Speaking to Fox News on Tuesday night, Rep. Matt Gaetz (R-Fl.) backed the president’s reported plans, stating: “President Trump should pardon Michael Flynn. He should pardon the Thanksgiving turkey. He should pardon everyone from himself to administration officials to Joe Exotic if he has to.” Gaetz then accused the “radical left” of harboring a “blood lust” for officials who have worked for the Trump administration.
Gaetz’s suggestion that Trump should pardon himself is something Trump previously claimed he can do. In a 2018 tweet, the president wrote, “As has been stated by numerous legal scholars, I have the absolute right to PARDON myself, but why would I do that when I have done nothing wrong?” However, the legality of such a maneuver by Trump may be questionable.

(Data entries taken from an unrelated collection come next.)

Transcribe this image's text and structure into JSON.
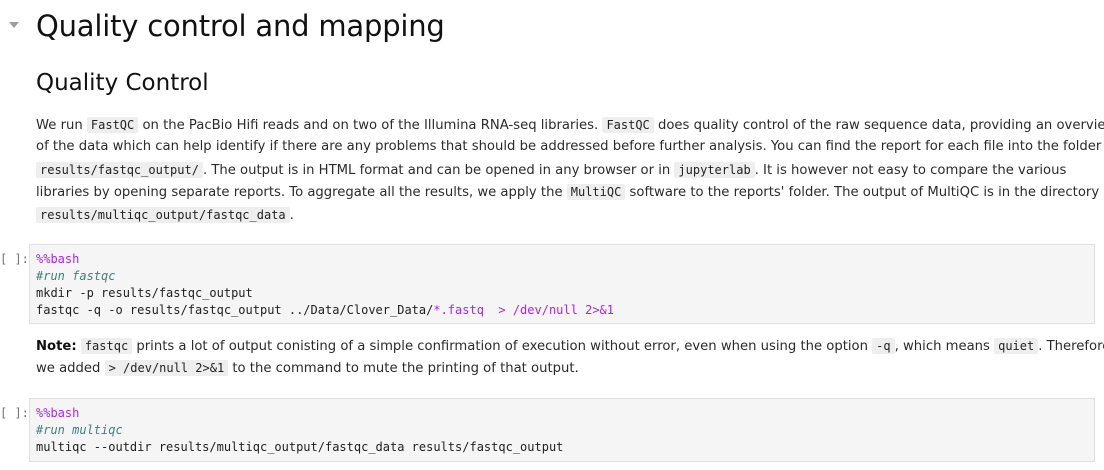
{
  "heading1": "Quality control and mapping",
  "heading2": "Quality Control",
  "para1": {
    "l1a": "We run ",
    "l1c1": "FastQC",
    "l1b": " on the PacBio Hifi reads and on two of the Illumina RNA-seq libraries. ",
    "l1c2": "FastQC",
    "l1c": " does quality control of the raw sequence data, providing an overview",
    "l2": "of the data which can help identify if there are any problems that should be addressed before further analysis. You can find the report for each file into the folder",
    "l3c1": "results/fastqc_output/",
    "l3a": ". The output is in HTML format and can be opened in any browser or in ",
    "l3c2": "jupyterlab",
    "l3b": ". It is however not easy to compare the various",
    "l4a": "libraries by opening separate reports. To aggregate all the results, we apply the ",
    "l4c1": "MultiQC",
    "l4b": " software to the reports' folder. The output of MultiQC is in the directory",
    "l5c1": "results/multiqc_output/fastqc_data",
    "l5a": "."
  },
  "cell1": {
    "prompt": "[ ]:",
    "line1": "%%bash",
    "line2": "#run fastqc",
    "line3": "mkdir -p results/fastqc_output",
    "line4a": "fastqc -q -o results/fastqc_output ../Data/Clover_Data/",
    "line4b": "*.fastq",
    "line4c": "  > /dev/null ",
    "line4d": "2>&1"
  },
  "note": {
    "bold": "Note:",
    "c1": "fastqc",
    "a": " prints a lot of output conisting of a simple confirmation of execution without error, even when using the option ",
    "c2": "-q",
    "b": ", which means ",
    "c3": "quiet",
    "c": ". Therefore",
    "l2a": "we added ",
    "c4": "> /dev/null 2>&1",
    "l2b": " to the command to mute the printing of that output."
  },
  "cell2": {
    "prompt": "[ ]:",
    "line1": "%%bash",
    "line2": "#run multiqc",
    "line3": "multiqc --outdir results/multiqc_output/fastqc_data results/fastqc_output"
  }
}
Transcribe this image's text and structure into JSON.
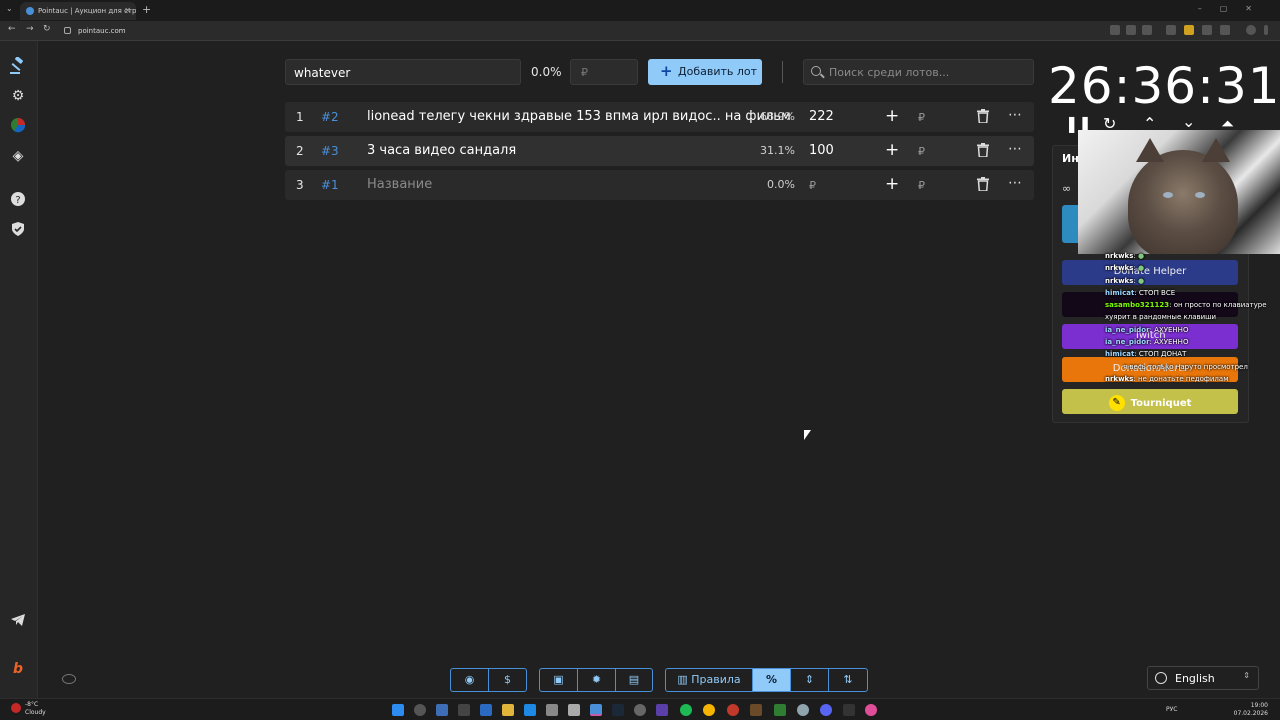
{
  "browser": {
    "tab_title": "Pointauc | Аукцион для стрим...",
    "url": "pointauc.com"
  },
  "sidebar": {
    "items": [
      "auction-icon",
      "settings-icon",
      "stats-pie-icon",
      "layers-icon",
      "help-icon",
      "shield-check-icon"
    ],
    "bottom": [
      "telegram-icon",
      "boosty-icon"
    ]
  },
  "controls": {
    "lot_name_value": "whatever",
    "percent": "0.0%",
    "amount_placeholder": "₽",
    "add_button_label": "Добавить лот",
    "search_placeholder": "Поиск среди лотов..."
  },
  "lots": [
    {
      "index": "1",
      "id": "#2",
      "name": "lionead телегу чекни здравые 153 впма ирл видос.. на фильм",
      "percent": "68.9%",
      "amount": "222"
    },
    {
      "index": "2",
      "id": "#3",
      "name": "3 часа видео сандаля",
      "percent": "31.1%",
      "amount": "100"
    },
    {
      "index": "3",
      "id": "#1",
      "name": "Название",
      "percent": "0.0%",
      "amount": "₽"
    }
  ],
  "currency_symbol": "₽",
  "timer": {
    "value": "26:36:31"
  },
  "right_panel": {
    "title": "Ин",
    "buttons": [
      {
        "label": "",
        "color": "#2e8bc0"
      },
      {
        "label": "Donate Helper",
        "color": "#2c3a8a"
      },
      {
        "label": "",
        "color": "#120818"
      },
      {
        "label": "Twitch",
        "color": "#7b2fd0"
      },
      {
        "label": "DonationAlerts",
        "color": "#e8760a"
      },
      {
        "label": "Tourniquet",
        "color": "#c3c14a"
      }
    ]
  },
  "chat": [
    {
      "user": "nrkwks",
      "text": "",
      "user_color": "#ffffff"
    },
    {
      "user": "nrkwks",
      "text": "",
      "user_color": "#ffffff"
    },
    {
      "user": "nrkwks",
      "text": "",
      "user_color": "#ffffff"
    },
    {
      "user": "himicat",
      "text": "СТОП ВСЕ",
      "user_color": "#9fd6ff"
    },
    {
      "user": "sasambo321123",
      "text": "он просто по клавиатуре",
      "user_color": "#7CFC00"
    },
    {
      "user": "",
      "text": "хуярит в рандомные клавиши",
      "user_color": "#ffffff"
    },
    {
      "user": "ia_ne_pidor",
      "text": "АХУЕННО",
      "user_color": "#9fd6ff"
    },
    {
      "user": "ia_ne_pidor",
      "text": "АХУЕННО",
      "user_color": "#9fd6ff"
    },
    {
      "user": "himicat",
      "text": "СТОП ДОНАТ",
      "user_color": "#9fd6ff"
    },
    {
      "user": "",
      "text": "я весь только наруто просмотрел",
      "user_color": "#ffffff"
    },
    {
      "user": "nrkwks",
      "text": "не донатьте педофилам",
      "user_color": "#ffffff"
    }
  ],
  "bottom_toolbar": {
    "group1": [
      "github-icon",
      "dollar-icon"
    ],
    "group2": [
      "save-icon",
      "bug-icon",
      "delete-all-icon"
    ],
    "group3": {
      "rules_label": "Правила"
    }
  },
  "language": {
    "selected": "English"
  },
  "taskbar": {
    "weather_temp": "-8°C",
    "weather_desc": "Cloudy",
    "lang": "РУС",
    "time": "19:00",
    "date": "07.02.2026"
  }
}
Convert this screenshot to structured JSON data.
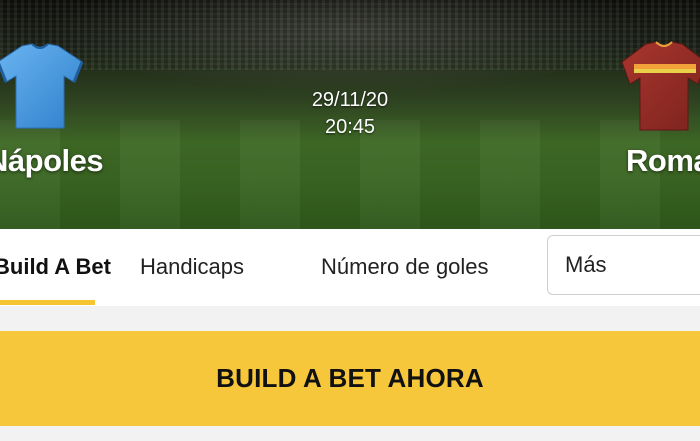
{
  "match": {
    "home_team": "Nápoles",
    "away_team": "Roma",
    "date": "29/11/20",
    "time": "20:45",
    "home_jersey_icon": "blue-jersey-icon",
    "away_jersey_icon": "red-jersey-icon"
  },
  "tabs": [
    {
      "label": "Build A Bet",
      "active": true
    },
    {
      "label": "Handicaps",
      "active": false
    },
    {
      "label": "Número de goles",
      "active": false
    }
  ],
  "more_select": {
    "label": "Más"
  },
  "cta": {
    "label": "BUILD A BET AHORA"
  },
  "colors": {
    "accent": "#f6c73a",
    "home_jersey": "#4a98de",
    "away_jersey": "#8e2a24"
  }
}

In a legal memo written in 1974 — ahead of President Nixon’s resignation — the Department of Justice’s Office of Legal Counsel had argued that a president could not self-pardon, noting: “Under the fundamental rule that no one may be a judge in his own case, it would seem that the question should be answered in the negative.”
Flynn, a retired Army Lt. General has twice pleaded guilty to lying to the FBI about his meeting with a Russian diplomat during the presidential transition in late 2016 and early 2017, a matter that formed part of the FBI’s probe into Russia’s meddling in the 2016 election. In May, however, the Justice Department abandoned the case and pushed to withdraw the charges. Prior to that, Flynn himself sought to withdraw his guilty plea and accused the FBI of entrapment. Flynn’s case is now being heard by a federal court and he is being represented by Sidney Powell, who was recently booted from the Trump campaign’s legal team after she frequently brought up unsubstantiated conspiracy theories about voter fraud. Powell reluctantly admitted during Flynn’s hearing that she had recently spoken to the president about the case, but claimed that she had asked the president not to pardon her client.
Source: Forbes – Business